TASK GOAL: Leaving out the pictures, reproduce each record exactly and in full.
[SUPPLIED INFORMATION]
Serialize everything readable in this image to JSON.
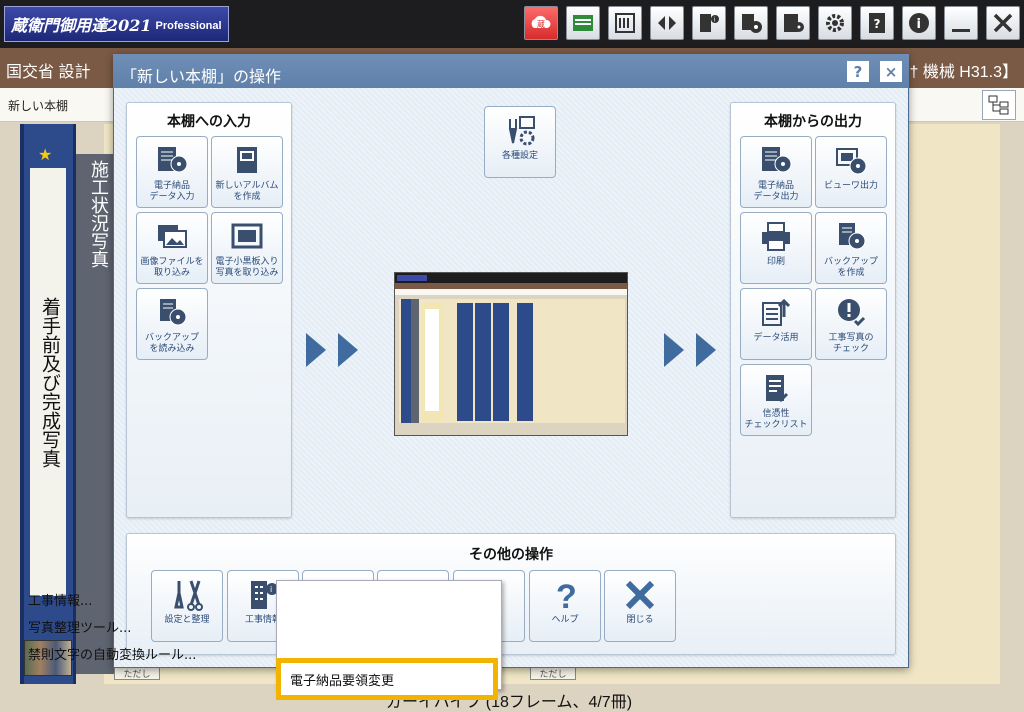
{
  "app": {
    "logo_main": "蔵衛門御用達2021",
    "logo_sub": "Professional"
  },
  "toolbar": {
    "icons": [
      "kura-icon",
      "photo-window-icon",
      "building-icon",
      "split-view-icon",
      "construction-info-icon",
      "disc-icon",
      "calculator-icon",
      "gear-icon",
      "help-book-icon",
      "info-icon",
      "minimize-icon",
      "close-icon"
    ]
  },
  "project": {
    "left": "国交省 設計",
    "right": "† 機械 H31.3】"
  },
  "subbar": {
    "title": "新しい本棚"
  },
  "shelf": {
    "book1_title": "着手前及び完成写真",
    "book2_title": "施工状況写真",
    "caption": "ガーイハイフ (18フレーム、4/7冊)",
    "mini_label": "ただし"
  },
  "dialog": {
    "title": "「新しい本棚」の操作",
    "help": "?",
    "close": "×",
    "settings_button": "各種設定",
    "input_panel": {
      "title": "本棚への入力",
      "buttons": [
        {
          "label": "電子納品\nデータ入力",
          "icon": "disc-doc-icon"
        },
        {
          "label": "新しいアルバム\nを作成",
          "icon": "album-icon"
        },
        {
          "label": "画像ファイルを\n取り込み",
          "icon": "image-files-icon"
        },
        {
          "label": "電子小黒板入り\n写真を取り込み",
          "icon": "blackboard-icon"
        },
        {
          "label": "バックアップ\nを読み込み",
          "icon": "backup-load-icon"
        }
      ]
    },
    "output_panel": {
      "title": "本棚からの出力",
      "buttons": [
        {
          "label": "電子納品\nデータ出力",
          "icon": "disc-doc-icon"
        },
        {
          "label": "ビューワ出力",
          "icon": "viewer-icon"
        },
        {
          "label": "印刷",
          "icon": "printer-icon"
        },
        {
          "label": "バックアップ\nを作成",
          "icon": "backup-create-icon"
        },
        {
          "label": "データ活用",
          "icon": "data-use-icon"
        },
        {
          "label": "工事写真の\nチェック",
          "icon": "photo-check-icon"
        },
        {
          "label": "信憑性\nチェックリスト",
          "icon": "checklist-icon"
        }
      ]
    },
    "other_panel": {
      "title": "その他の操作",
      "buttons": [
        {
          "label": "設定と整理",
          "icon": "tools-icon"
        },
        {
          "label": "工事情報",
          "icon": "building-info-icon"
        },
        {
          "label": "",
          "icon": "blank-icon"
        },
        {
          "label": "",
          "icon": "blank-icon"
        },
        {
          "label": "ン\nス",
          "icon": "upload-icon"
        },
        {
          "label": "ヘルプ",
          "icon": "help-icon"
        },
        {
          "label": "閉じる",
          "icon": "close-x-icon"
        }
      ]
    }
  },
  "context_menu": {
    "items": [
      "工事情報...",
      "写真整理ツール...",
      "禁則文字の自動変換ルール...",
      "電子納品要領変更"
    ],
    "highlighted": "電子納品要領変更"
  },
  "colors": {
    "accent": "#5f80a9",
    "highlight": "#f2b400",
    "title_bar": "#6f8fb7"
  }
}
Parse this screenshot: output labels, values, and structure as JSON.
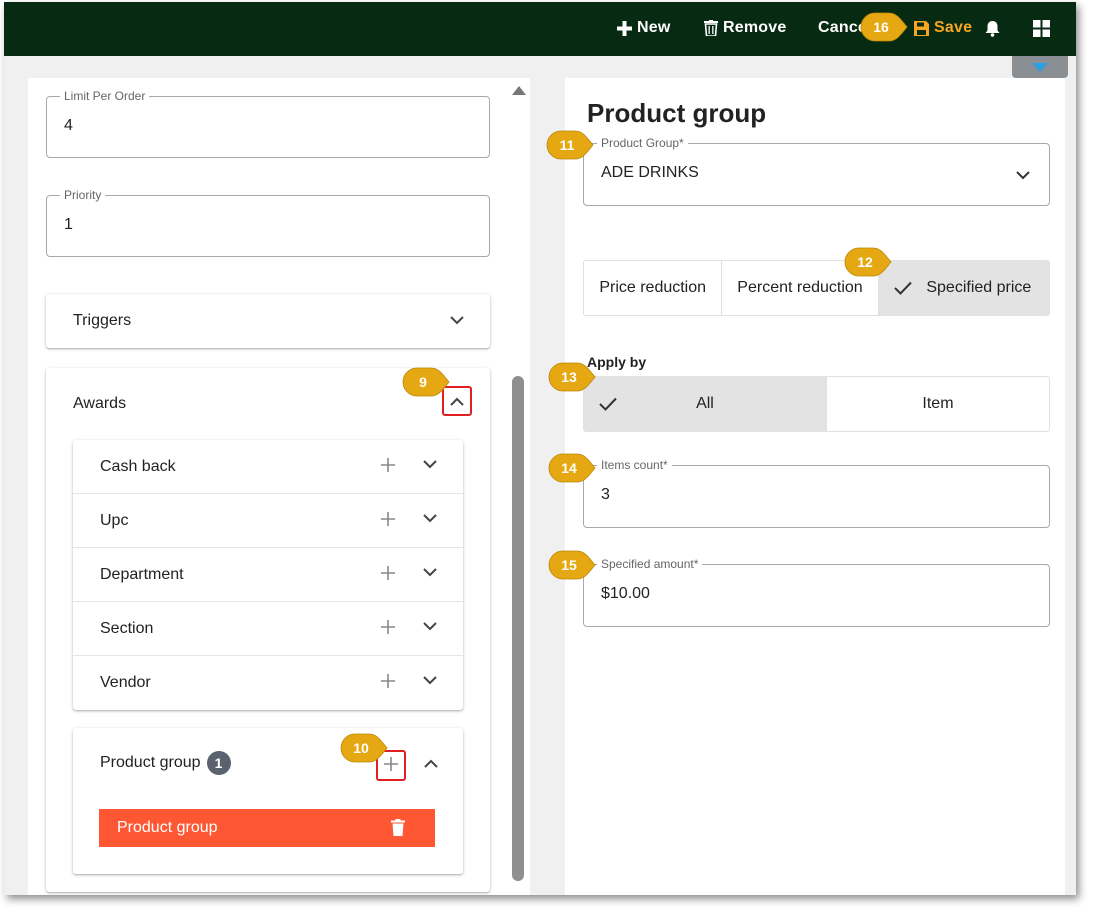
{
  "toolbar": {
    "new_label": "New",
    "remove_label": "Remove",
    "cancel_label": "Cancel",
    "save_label": "Save",
    "save_color": "#f6a623",
    "background": "#062b12"
  },
  "left": {
    "limit_per_order": {
      "label": "Limit Per Order",
      "value": "4"
    },
    "priority": {
      "label": "Priority",
      "value": "1"
    },
    "triggers": {
      "title": "Triggers"
    },
    "awards": {
      "title": "Awards",
      "items": [
        {
          "label": "Cash back"
        },
        {
          "label": "Upc"
        },
        {
          "label": "Department"
        },
        {
          "label": "Section"
        },
        {
          "label": "Vendor"
        }
      ],
      "product_group": {
        "label": "Product group",
        "count": "1",
        "entry": "Product group",
        "entry_color": "#fe5733"
      }
    }
  },
  "right": {
    "title": "Product group",
    "product_group_field": {
      "label": "Product Group*",
      "value": "ADE DRINKS"
    },
    "price_type": {
      "options": [
        "Price reduction",
        "Percent reduction",
        "Specified price"
      ],
      "selected": "Specified price"
    },
    "apply_by": {
      "label": "Apply by",
      "options": [
        "All",
        "Item"
      ],
      "selected": "All"
    },
    "items_count": {
      "label": "Items count*",
      "value": "3"
    },
    "specified_amount": {
      "label": "Specified amount*",
      "value": "$10.00"
    }
  },
  "callouts": {
    "c9": "9",
    "c10": "10",
    "c11": "11",
    "c12": "12",
    "c13": "13",
    "c14": "14",
    "c15": "15",
    "c16": "16",
    "color": "#e6a812"
  }
}
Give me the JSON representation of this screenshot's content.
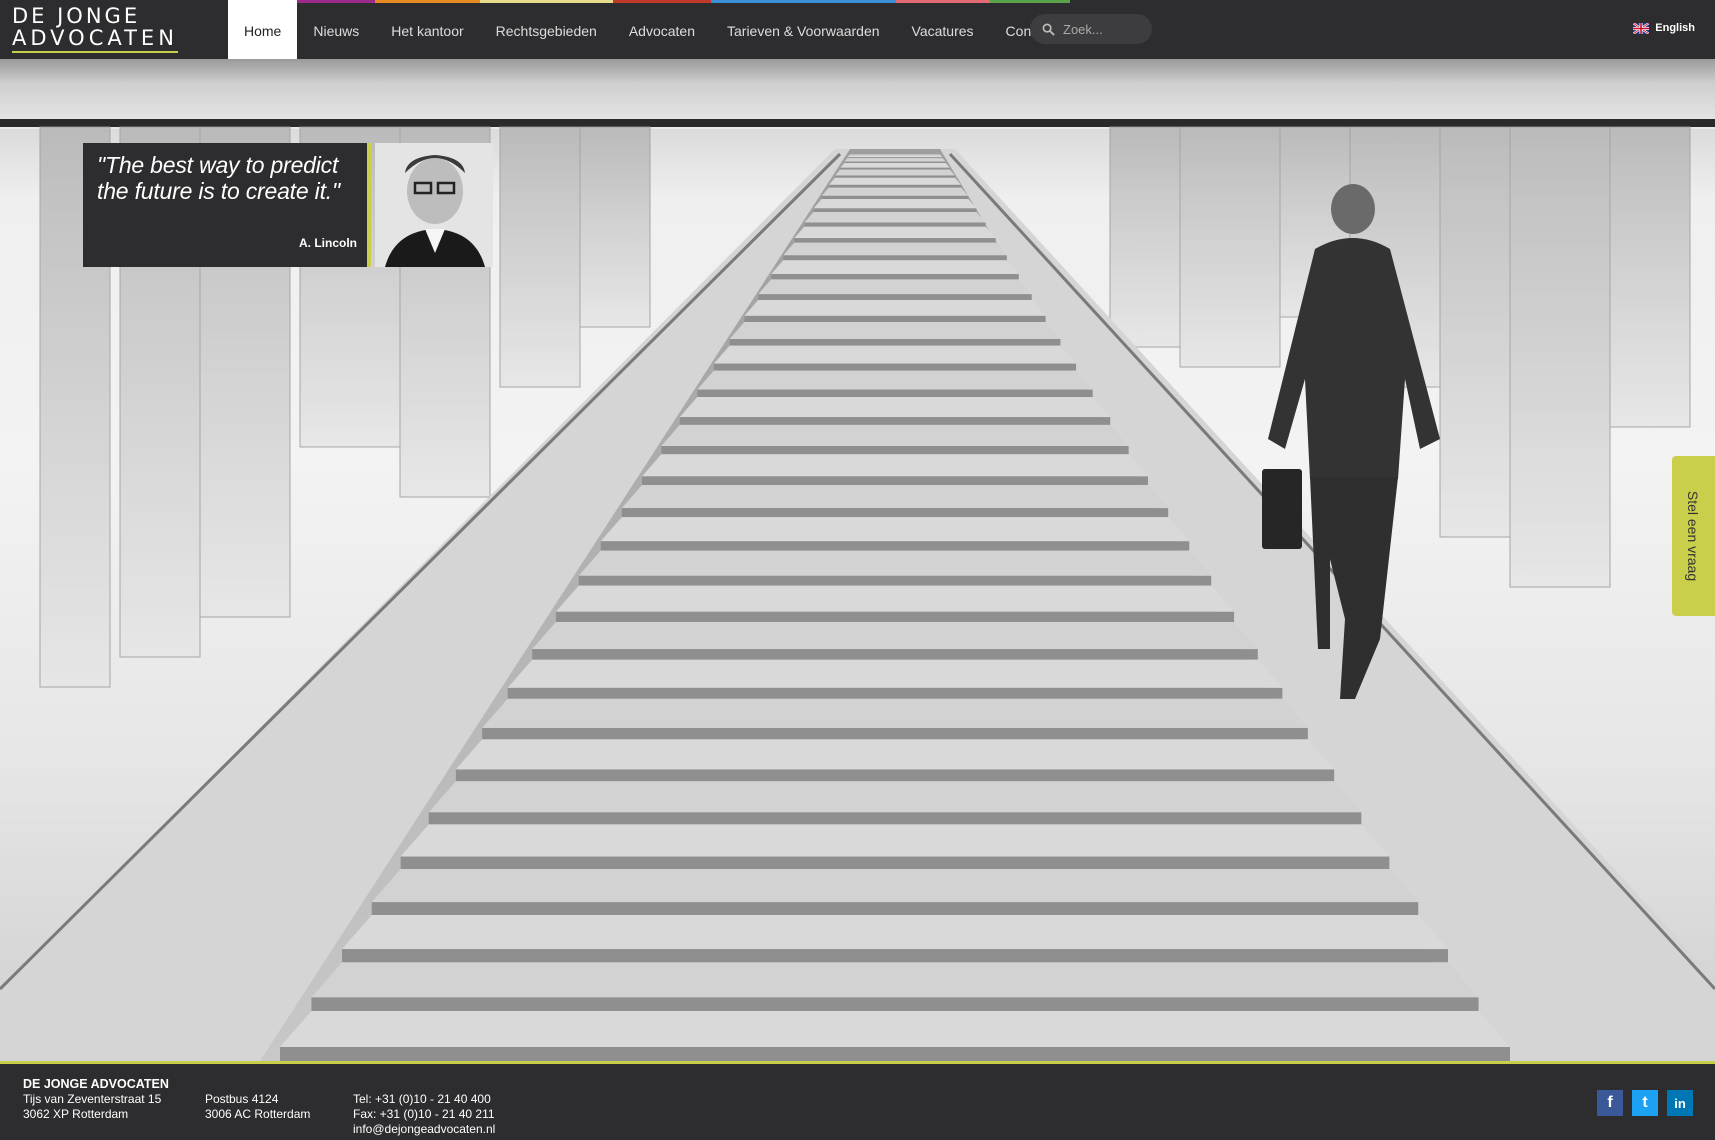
{
  "brand": {
    "line1": "DE JONGE",
    "line2": "ADVOCATEN",
    "accent": "#c9cf4a"
  },
  "nav": {
    "items": [
      {
        "label": "Home",
        "color": "#ffffff",
        "active": true
      },
      {
        "label": "Nieuws",
        "color": "#9b2a8a"
      },
      {
        "label": "Het kantoor",
        "color": "#e48a1f"
      },
      {
        "label": "Rechtsgebieden",
        "color": "#e6dc8c"
      },
      {
        "label": "Advocaten",
        "color": "#c0392b"
      },
      {
        "label": "Tarieven & Voorwaarden",
        "color": "#3b8fd9"
      },
      {
        "label": "Vacatures",
        "color": "#e36b74"
      },
      {
        "label": "Contact",
        "color": "#5aa34a"
      }
    ]
  },
  "search": {
    "placeholder": "Zoek...",
    "icon": "search-icon"
  },
  "language": {
    "label": "English",
    "icon": "uk-flag-icon"
  },
  "hero": {
    "quote": "\"The best way to predict the future is to create it.\"",
    "author": "A. Lincoln"
  },
  "side_tab": {
    "label": "Stel een vraag"
  },
  "footer": {
    "company": "DE JONGE ADVOCATEN",
    "address_line1": "Tijs van Zeventerstraat 15",
    "address_line2": "3062 XP Rotterdam",
    "postbus_line1": "Postbus 4124",
    "postbus_line2": "3006 AC Rotterdam",
    "tel": "Tel: +31 (0)10 - 21 40 400",
    "fax": "Fax: +31 (0)10 - 21 40 211",
    "email": "info@dejongeadvocaten.nl",
    "social": [
      {
        "name": "facebook-icon",
        "glyph": "f",
        "color": "#3b5998"
      },
      {
        "name": "twitter-icon",
        "glyph": "t",
        "color": "#1da1f2"
      },
      {
        "name": "linkedin-icon",
        "glyph": "in",
        "color": "#0077b5"
      }
    ]
  }
}
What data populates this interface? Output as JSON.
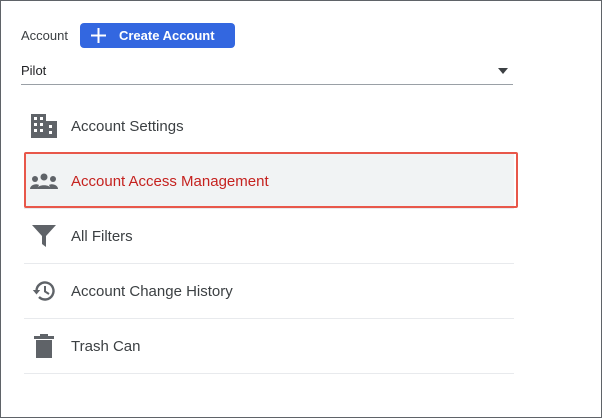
{
  "header": {
    "account_label": "Account",
    "create_button_label": "Create Account",
    "create_button_icon": "plus-icon"
  },
  "account_select": {
    "value": "Pilot",
    "caret_icon": "caret-down-icon"
  },
  "menu": {
    "items": [
      {
        "label": "Account Settings",
        "icon": "building-icon",
        "active": false
      },
      {
        "label": "Account Access Management",
        "icon": "people-icon",
        "active": true
      },
      {
        "label": "All Filters",
        "icon": "filter-icon",
        "active": false
      },
      {
        "label": "Account Change History",
        "icon": "history-icon",
        "active": false
      },
      {
        "label": "Trash Can",
        "icon": "trash-icon",
        "active": false
      }
    ]
  },
  "colors": {
    "accent_blue": "#3367e0",
    "active_text": "#c5221f",
    "highlight_border": "#e8574a",
    "icon_gray": "#5f6368"
  }
}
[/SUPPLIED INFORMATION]
RESPONSE BELOW:
Serialize everything readable in this image to JSON.
{
  "app": {
    "logo_main": "蔵衛門御用達2021",
    "logo_sub": "Professional"
  },
  "toolbar": {
    "icons": [
      "kura-icon",
      "photo-window-icon",
      "building-icon",
      "split-view-icon",
      "construction-info-icon",
      "disc-icon",
      "calculator-icon",
      "gear-icon",
      "help-book-icon",
      "info-icon",
      "minimize-icon",
      "close-icon"
    ]
  },
  "project": {
    "left": "国交省 設計",
    "right": "† 機械 H31.3】"
  },
  "subbar": {
    "title": "新しい本棚"
  },
  "shelf": {
    "book1_title": "着手前及び完成写真",
    "book2_title": "施工状況写真",
    "caption": "ガーイハイフ (18フレーム、4/7冊)",
    "mini_label": "ただし"
  },
  "dialog": {
    "title": "「新しい本棚」の操作",
    "help": "?",
    "close": "×",
    "settings_button": "各種設定",
    "input_panel": {
      "title": "本棚への入力",
      "buttons": [
        {
          "label": "電子納品\nデータ入力",
          "icon": "disc-doc-icon"
        },
        {
          "label": "新しいアルバム\nを作成",
          "icon": "album-icon"
        },
        {
          "label": "画像ファイルを\n取り込み",
          "icon": "image-files-icon"
        },
        {
          "label": "電子小黒板入り\n写真を取り込み",
          "icon": "blackboard-icon"
        },
        {
          "label": "バックアップ\nを読み込み",
          "icon": "backup-load-icon"
        }
      ]
    },
    "output_panel": {
      "title": "本棚からの出力",
      "buttons": [
        {
          "label": "電子納品\nデータ出力",
          "icon": "disc-doc-icon"
        },
        {
          "label": "ビューワ出力",
          "icon": "viewer-icon"
        },
        {
          "label": "印刷",
          "icon": "printer-icon"
        },
        {
          "label": "バックアップ\nを作成",
          "icon": "backup-create-icon"
        },
        {
          "label": "データ活用",
          "icon": "data-use-icon"
        },
        {
          "label": "工事写真の\nチェック",
          "icon": "photo-check-icon"
        },
        {
          "label": "信憑性\nチェックリスト",
          "icon": "checklist-icon"
        }
      ]
    },
    "other_panel": {
      "title": "その他の操作",
      "buttons": [
        {
          "label": "設定と整理",
          "icon": "tools-icon"
        },
        {
          "label": "工事情報",
          "icon": "building-info-icon"
        },
        {
          "label": "",
          "icon": "blank-icon"
        },
        {
          "label": "",
          "icon": "blank-icon"
        },
        {
          "label": "ン\nス",
          "icon": "upload-icon"
        },
        {
          "label": "ヘルプ",
          "icon": "help-icon"
        },
        {
          "label": "閉じる",
          "icon": "close-x-icon"
        }
      ]
    }
  },
  "context_menu": {
    "items": [
      "工事情報...",
      "写真整理ツール...",
      "禁則文字の自動変換ルール...",
      "電子納品要領変更"
    ],
    "highlighted": "電子納品要領変更"
  },
  "colors": {
    "accent": "#5f80a9",
    "highlight": "#f2b400",
    "title_bar": "#6f8fb7"
  }
}
Parse this screenshot: output labels, values, and structure as JSON.
{
  "toolbar": {
    "new_label": "New",
    "remove_label": "Remove",
    "cancel_label": "Cancel",
    "save_label": "Save",
    "save_color": "#f6a623",
    "background": "#062b12"
  },
  "left": {
    "limit_per_order": {
      "label": "Limit Per Order",
      "value": "4"
    },
    "priority": {
      "label": "Priority",
      "value": "1"
    },
    "triggers": {
      "title": "Triggers"
    },
    "awards": {
      "title": "Awards",
      "items": [
        {
          "label": "Cash back"
        },
        {
          "label": "Upc"
        },
        {
          "label": "Department"
        },
        {
          "label": "Section"
        },
        {
          "label": "Vendor"
        }
      ],
      "product_group": {
        "label": "Product group",
        "count": "1",
        "entry": "Product group",
        "entry_color": "#fe5733"
      }
    }
  },
  "right": {
    "title": "Product group",
    "product_group_field": {
      "label": "Product Group*",
      "value": "ADE DRINKS"
    },
    "price_type": {
      "options": [
        "Price reduction",
        "Percent reduction",
        "Specified price"
      ],
      "selected": "Specified price"
    },
    "apply_by": {
      "label": "Apply by",
      "options": [
        "All",
        "Item"
      ],
      "selected": "All"
    },
    "items_count": {
      "label": "Items count*",
      "value": "3"
    },
    "specified_amount": {
      "label": "Specified amount*",
      "value": "$10.00"
    }
  },
  "callouts": {
    "c9": "9",
    "c10": "10",
    "c11": "11",
    "c12": "12",
    "c13": "13",
    "c14": "14",
    "c15": "15",
    "c16": "16",
    "color": "#e6a812"
  }
}
Give me the JSON representation of this screenshot's content.
{
  "brand": {
    "line1": "DE JONGE",
    "line2": "ADVOCATEN",
    "accent": "#c9cf4a"
  },
  "nav": {
    "items": [
      {
        "label": "Home",
        "color": "#ffffff",
        "active": true
      },
      {
        "label": "Nieuws",
        "color": "#9b2a8a"
      },
      {
        "label": "Het kantoor",
        "color": "#e48a1f"
      },
      {
        "label": "Rechtsgebieden",
        "color": "#e6dc8c"
      },
      {
        "label": "Advocaten",
        "color": "#c0392b"
      },
      {
        "label": "Tarieven & Voorwaarden",
        "color": "#3b8fd9"
      },
      {
        "label": "Vacatures",
        "color": "#e36b74"
      },
      {
        "label": "Contact",
        "color": "#5aa34a"
      }
    ]
  },
  "search": {
    "placeholder": "Zoek...",
    "icon": "search-icon"
  },
  "language": {
    "label": "English",
    "icon": "uk-flag-icon"
  },
  "hero": {
    "quote": "\"The best way to predict the future is to create it.\"",
    "author": "A. Lincoln"
  },
  "side_tab": {
    "label": "Stel een vraag"
  },
  "footer": {
    "company": "DE JONGE ADVOCATEN",
    "address_line1": "Tijs van Zeventerstraat 15",
    "address_line2": "3062 XP Rotterdam",
    "postbus_line1": "Postbus 4124",
    "postbus_line2": "3006 AC Rotterdam",
    "tel": "Tel: +31 (0)10 - 21 40 400",
    "fax": "Fax: +31 (0)10 - 21 40 211",
    "email": "info@dejongeadvocaten.nl",
    "social": [
      {
        "name": "facebook-icon",
        "glyph": "f",
        "color": "#3b5998"
      },
      {
        "name": "twitter-icon",
        "glyph": "t",
        "color": "#1da1f2"
      },
      {
        "name": "linkedin-icon",
        "glyph": "in",
        "color": "#0077b5"
      }
    ]
  }
}
What data populates this interface? Output as JSON.
{
  "header": {
    "account_label": "Account",
    "create_button_label": "Create Account",
    "create_button_icon": "plus-icon"
  },
  "account_select": {
    "value": "Pilot",
    "caret_icon": "caret-down-icon"
  },
  "menu": {
    "items": [
      {
        "label": "Account Settings",
        "icon": "building-icon",
        "active": false
      },
      {
        "label": "Account Access Management",
        "icon": "people-icon",
        "active": true
      },
      {
        "label": "All Filters",
        "icon": "filter-icon",
        "active": false
      },
      {
        "label": "Account Change History",
        "icon": "history-icon",
        "active": false
      },
      {
        "label": "Trash Can",
        "icon": "trash-icon",
        "active": false
      }
    ]
  },
  "colors": {
    "accent_blue": "#3367e0",
    "active_text": "#c5221f",
    "highlight_border": "#e8574a",
    "icon_gray": "#5f6368"
  }
}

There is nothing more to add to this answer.